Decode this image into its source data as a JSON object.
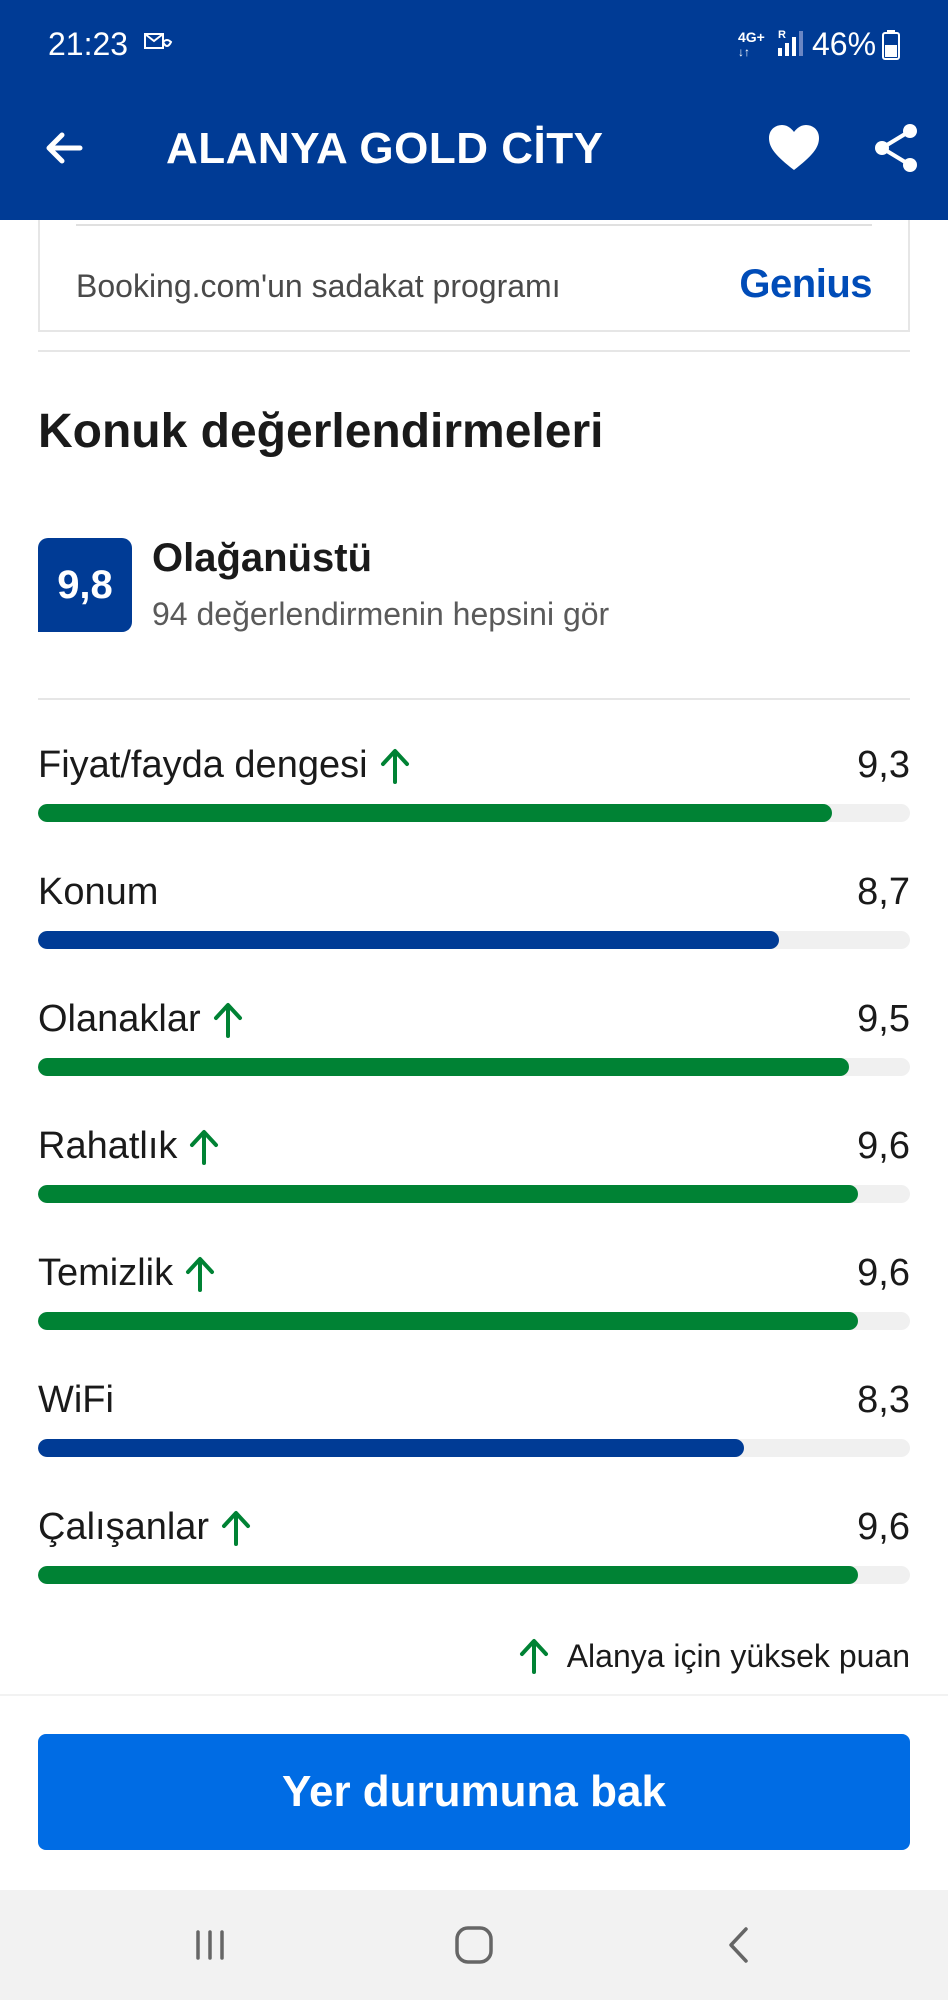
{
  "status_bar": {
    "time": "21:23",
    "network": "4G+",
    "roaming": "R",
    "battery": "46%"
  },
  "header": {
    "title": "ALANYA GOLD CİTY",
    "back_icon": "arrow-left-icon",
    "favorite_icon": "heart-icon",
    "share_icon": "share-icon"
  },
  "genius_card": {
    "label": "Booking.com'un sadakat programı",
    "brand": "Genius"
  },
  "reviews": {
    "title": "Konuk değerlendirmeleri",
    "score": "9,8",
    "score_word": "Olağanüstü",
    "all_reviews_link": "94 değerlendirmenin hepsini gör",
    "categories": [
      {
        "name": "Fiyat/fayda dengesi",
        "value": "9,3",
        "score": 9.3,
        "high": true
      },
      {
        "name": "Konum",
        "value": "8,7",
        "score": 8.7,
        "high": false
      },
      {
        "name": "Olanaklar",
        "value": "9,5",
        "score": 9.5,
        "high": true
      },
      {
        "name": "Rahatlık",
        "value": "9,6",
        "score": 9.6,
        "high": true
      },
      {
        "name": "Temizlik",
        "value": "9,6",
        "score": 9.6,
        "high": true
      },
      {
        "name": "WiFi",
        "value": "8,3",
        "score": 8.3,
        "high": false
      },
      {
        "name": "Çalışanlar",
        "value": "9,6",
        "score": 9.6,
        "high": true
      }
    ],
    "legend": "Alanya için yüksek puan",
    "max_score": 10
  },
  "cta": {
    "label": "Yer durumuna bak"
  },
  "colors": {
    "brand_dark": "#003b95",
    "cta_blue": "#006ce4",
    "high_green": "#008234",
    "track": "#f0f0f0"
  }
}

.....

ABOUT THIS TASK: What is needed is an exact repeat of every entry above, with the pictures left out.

COMPLETED EXERCISE:
Decode this image into its source data as a JSON object.
{
  "status_bar": {
    "time": "21:23",
    "network": "4G+",
    "roaming": "R",
    "battery": "46%"
  },
  "header": {
    "title": "ALANYA GOLD CİTY",
    "back_icon": "arrow-left-icon",
    "favorite_icon": "heart-icon",
    "share_icon": "share-icon"
  },
  "genius_card": {
    "label": "Booking.com'un sadakat programı",
    "brand": "Genius"
  },
  "reviews": {
    "title": "Konuk değerlendirmeleri",
    "score": "9,8",
    "score_word": "Olağanüstü",
    "all_reviews_link": "94 değerlendirmenin hepsini gör",
    "categories": [
      {
        "name": "Fiyat/fayda dengesi",
        "value": "9,3",
        "score": 9.3,
        "high": true
      },
      {
        "name": "Konum",
        "value": "8,7",
        "score": 8.7,
        "high": false
      },
      {
        "name": "Olanaklar",
        "value": "9,5",
        "score": 9.5,
        "high": true
      },
      {
        "name": "Rahatlık",
        "value": "9,6",
        "score": 9.6,
        "high": true
      },
      {
        "name": "Temizlik",
        "value": "9,6",
        "score": 9.6,
        "high": true
      },
      {
        "name": "WiFi",
        "value": "8,3",
        "score": 8.3,
        "high": false
      },
      {
        "name": "Çalışanlar",
        "value": "9,6",
        "score": 9.6,
        "high": true
      }
    ],
    "legend": "Alanya için yüksek puan",
    "max_score": 10
  },
  "cta": {
    "label": "Yer durumuna bak"
  },
  "colors": {
    "brand_dark": "#003b95",
    "cta_blue": "#006ce4",
    "high_green": "#008234",
    "track": "#f0f0f0"
  }
}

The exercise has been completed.